Nectar Flow

In my travels I am always looking for what is blooming. Driving down hwy 36 and 694, east of St Paul, I am seeing widespread yellow sweet clover and birdsfoot trefoil in bloom. My yard is full of blooming white dutch clover. Red Clover is blooming in the ditches of a new roundabout north of 36.
 The conclusion is, that most of us are experiencing or will soon be experiencing a nectar flow. Supers should be on colonies now.
  If the deep hive boxes are finished or close to being finished drawing comb, supers should be on new colonies. Supers should always be put on a colony when the colonies are ready for them. Failure to put on supers will possibly make the bees fill the whole hive with honey.
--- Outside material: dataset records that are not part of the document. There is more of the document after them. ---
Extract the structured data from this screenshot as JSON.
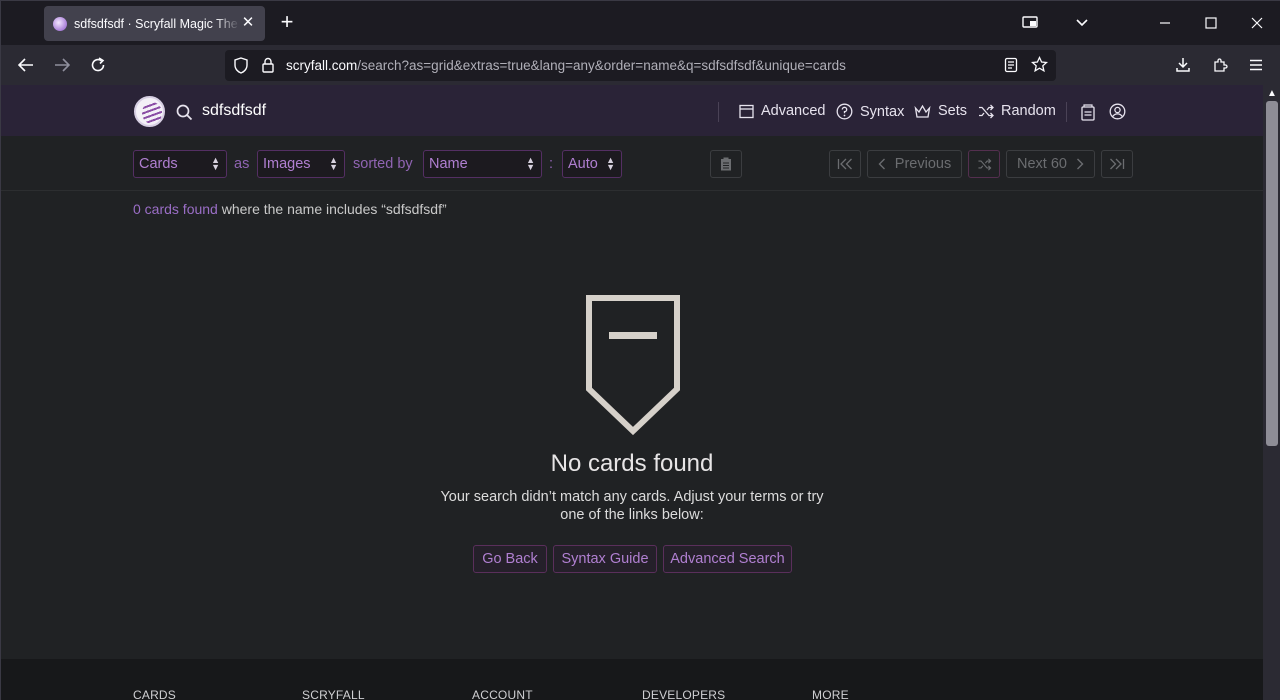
{
  "browser": {
    "tab_title": "sdfsdfsdf · Scryfall Magic The Gathering Search",
    "url_domain": "scryfall.com",
    "url_path": "/search?as=grid&extras=true&lang=any&order=name&q=sdfsdfsdf&unique=cards"
  },
  "header": {
    "search_query": "sdfsdfsdf",
    "nav": [
      "Advanced",
      "Syntax",
      "Sets",
      "Random"
    ]
  },
  "controls": {
    "display_select": "Cards",
    "as_label": "as",
    "mode_select": "Images",
    "sorted_label": "sorted by",
    "order_select": "Name",
    "colon": ":",
    "direction_select": "Auto",
    "previous_label": "Previous",
    "next_label": "Next 60"
  },
  "results": {
    "count_text": "0 cards found",
    "criteria_text": " where the name includes “sdfsdfsdf”"
  },
  "empty_state": {
    "title": "No cards found",
    "message": "Your search didn’t match any cards. Adjust your terms or try one of the links below:",
    "links": [
      "Go Back",
      "Syntax Guide",
      "Advanced Search"
    ]
  },
  "footer": {
    "columns": [
      "CARDS",
      "SCRYFALL",
      "ACCOUNT",
      "DEVELOPERS",
      "MORE"
    ]
  },
  "colors": {
    "header_bg": "#2a2337",
    "accent_purple": "#b07fd1",
    "page_bg": "#202224"
  }
}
This honey bound hive will leave no place for the queen to lay. With no place to lay eggs, the population will suffer and the hive may not survive the upcoming winter because of not enough bees.
 The nectar flow can start with a huge intensity. A medium super that is just foundation can be drawn out, filled with nectar and capped in one week. That is why we always put supers on two at a time.